Understanding trauma and how it impacts the experiences of the young people you care for can help in many ways.  In particular, this means you learn to understand how young people respond to their trauma experiences and by sharing your knowledge, you can help young people also understand the impact their experiences have on them – why they do what they do. 

Understand a Young Person’s Responses to Trauma

Whilst trauma affects young people in very different ways, there are some common reactions that they may experience. 

Avoidance Arousal Changed Thinking
  • Avoidance of reminders (internal / external) of the traumatic experience
  • Dissociation
  • Changed behaviour - withdrawal
  • Substance use
  • Anger outbursts
  • Vigilance
  • Increased physiological responses
  • Anxiety
  • Poor sleep
  • Self-injury
  • Taking risks
  • Bias towards seeing the world as unsafe and threatening
  • Negative beliefs about self-efficacy and coping
  • Poor concentration and memory
  • Re-living the event


Consider that for young people who use substances, these symptoms might be masked. For instance, a young person may use alcohol or cannabis to manage feeling constantly anxious or to cope with distressing memories.

Complex Trauma

If young people have experienced repeated trauma such as physical and/or sexual abuse, particularly when they were young, they often experience difficulties that are ongoing and more complex.  Following are some areas which complex trauma can affect.

Emotional Regulation

Have difficulties managing their emotions.  For instance they may have problems recognising emotions or have extreme emotional reactions.

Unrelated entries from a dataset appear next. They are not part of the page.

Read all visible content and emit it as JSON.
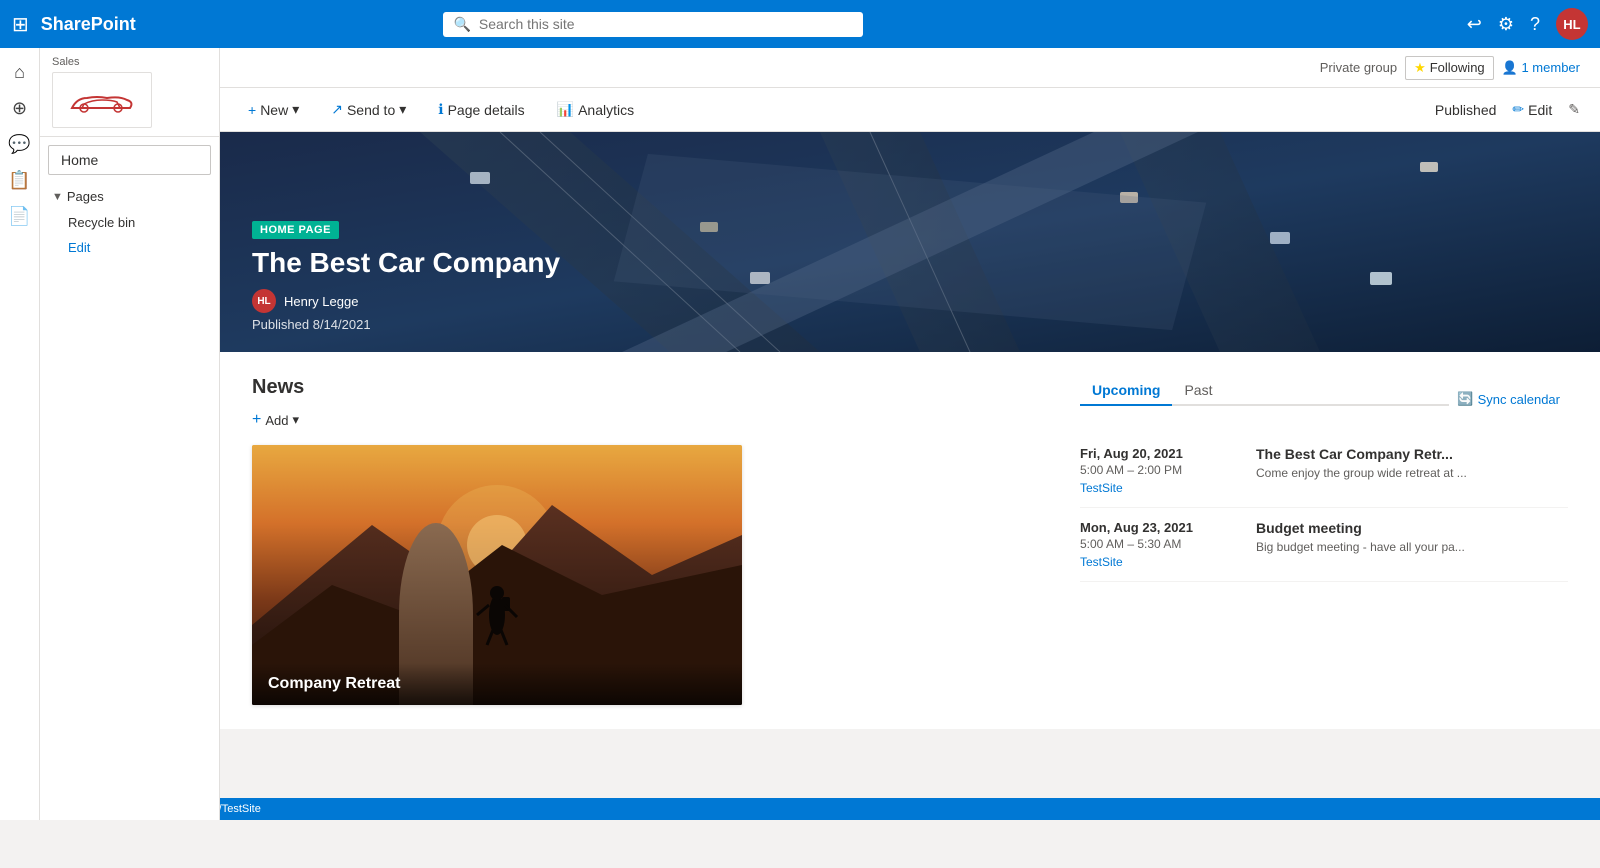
{
  "topbar": {
    "waffle_label": "⊞",
    "brand": "SharePoint",
    "search_placeholder": "Search this site",
    "settings_icon": "⚙",
    "help_icon": "?",
    "user_initials": "HL"
  },
  "left_icons": [
    {
      "name": "home-icon",
      "icon": "⌂"
    },
    {
      "name": "add-icon",
      "icon": "+"
    },
    {
      "name": "chat-icon",
      "icon": "💬"
    },
    {
      "name": "notes-icon",
      "icon": "📋"
    },
    {
      "name": "pages-icon",
      "icon": "📄"
    }
  ],
  "sidebar": {
    "site_name": "Sales",
    "home_label": "Home",
    "pages_section": "Pages",
    "recycle_bin": "Recycle bin",
    "edit_label": "Edit"
  },
  "site_header": {
    "private_group": "Private group",
    "following_label": "Following",
    "members_label": "1 member"
  },
  "page_actions": {
    "new_label": "New",
    "send_to_label": "Send to",
    "page_details_label": "Page details",
    "analytics_label": "Analytics",
    "published_label": "Published",
    "edit_label": "Edit"
  },
  "hero": {
    "badge": "HOME PAGE",
    "title": "The Best Car Company",
    "author_initials": "HL",
    "author_name": "Henry Legge",
    "published": "Published 8/14/2021"
  },
  "news": {
    "title": "News",
    "add_label": "Add",
    "card": {
      "title": "Company Retreat",
      "image_alt": "company retreat image"
    }
  },
  "events": {
    "upcoming_tab": "Upcoming",
    "past_tab": "Past",
    "sync_label": "Sync calendar",
    "items": [
      {
        "date": "Fri, Aug 20, 2021",
        "time": "5:00 AM – 2:00 PM",
        "site": "TestSite",
        "title": "The Best Car Company Retr...",
        "desc": "Come enjoy the group wide retreat at ..."
      },
      {
        "date": "Mon, Aug 23, 2021",
        "time": "5:00 AM – 5:30 AM",
        "site": "TestSite",
        "title": "Budget meeting",
        "desc": "Big budget meeting - have all your pa..."
      }
    ]
  },
  "statusbar": {
    "url": "https://citizenbuilders.sharepoint.com/sites/TestSite"
  }
}
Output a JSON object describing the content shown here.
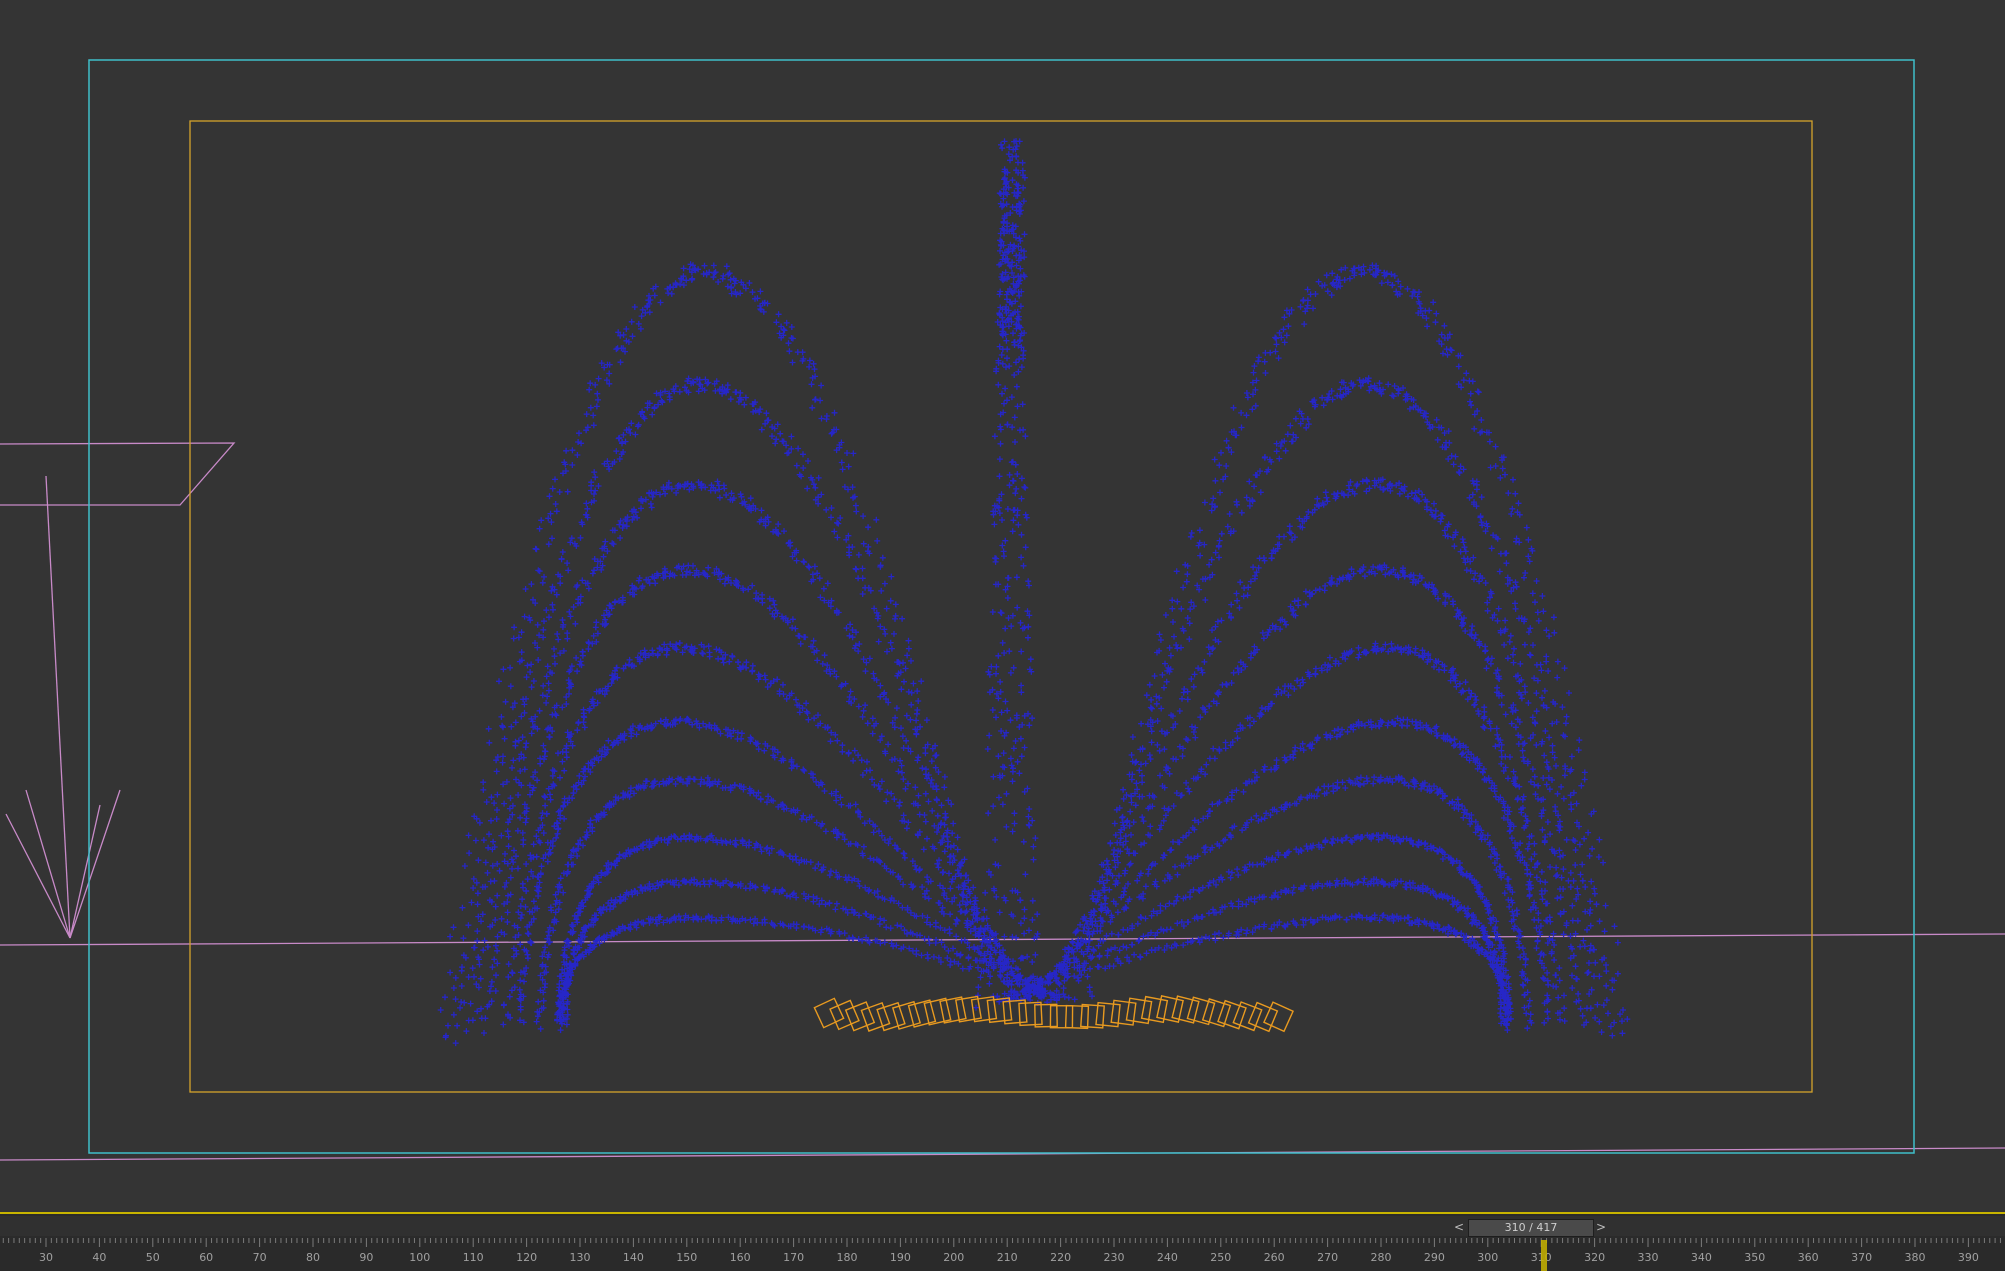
{
  "viewport": {
    "colors": {
      "background": "#343434",
      "safe_frame_outer": "#3fbfca",
      "safe_frame_inner": "#d4a32c",
      "particles": "#2626c8",
      "emitter_boxes": "#e89a20",
      "helper_lines": "#c88ac8"
    },
    "icons": [
      "particle-spray",
      "emitter-box",
      "light-helper"
    ]
  },
  "timeline": {
    "frame_slider_text": "310 / 417",
    "prev_label": "<",
    "next_label": ">",
    "current_frame": 310,
    "total_frames": 417,
    "tick_labels": [
      "30",
      "40",
      "50",
      "60",
      "70",
      "80",
      "90",
      "100",
      "110",
      "120",
      "130",
      "140",
      "150",
      "160",
      "170",
      "180",
      "190",
      "200",
      "210",
      "220",
      "230",
      "240",
      "250",
      "260",
      "270",
      "280",
      "290",
      "300",
      "310",
      "320",
      "330",
      "340",
      "350",
      "360",
      "370",
      "380",
      "390"
    ],
    "colors": {
      "accent": "#c8b400",
      "ruler_text": "#a0a0a0"
    }
  }
}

Impulse Control

Are impulsive, reckless or engage in high-risk behaviours such as frequent thoughts of suicide or self-injury.

Interpersonal Relationships

Have difficulties with relationships.  They may find it hard to trust people, get involved in exploitative relationships or often have conflict with their friends.


May act younger than what they are.  Experiencing trauma when they are still developing can mean some young people get ‘stuck’ developmentally or may even act quite ‘childish’ when they are triggered.

Talk to young people about trauma and how it may have affected them

Talking about trauma can be distressing and confronting but each discussion can be an opportunity to support the young person you care for.  These conversations can be really valuable to helping them understand their own experiences and not feel so isolated.  It can also help them see that their reactions are often ‘normal’ and how trauma impacts different areas of their life.   

What is important is to be sensitive.  It is not necessary to get the young person to describe the details of their experiences but rather they may just focus on the type of experiences they have had.  

When talking to young people about the effects of trauma, consider:

  • Focusing on exploring, highlighting and building on the young person’s strengths, skills and supports that they have already
  • Reinforce that there are more supports and treatment available
  • Your explanation of trauma is related to the young person’s developmental stage and cultural background
  • Giving the young person opportunities to ask questions and maybe show them some useful information or websites that they can explore in their own time

Taking about trauma with a young person is likely to make them quite aroused or dissociative, meaning that their ability to take the information in will be compromised.  Checking in is important.  “Does that make sense?  Sometimes I get confused by what I say, can you let me know what you heard?” This allows you to not only see if they have heard and understood you but also gives you a chance to check where they are at within their arousal state, allowing you to respond appropriately.

Further Resources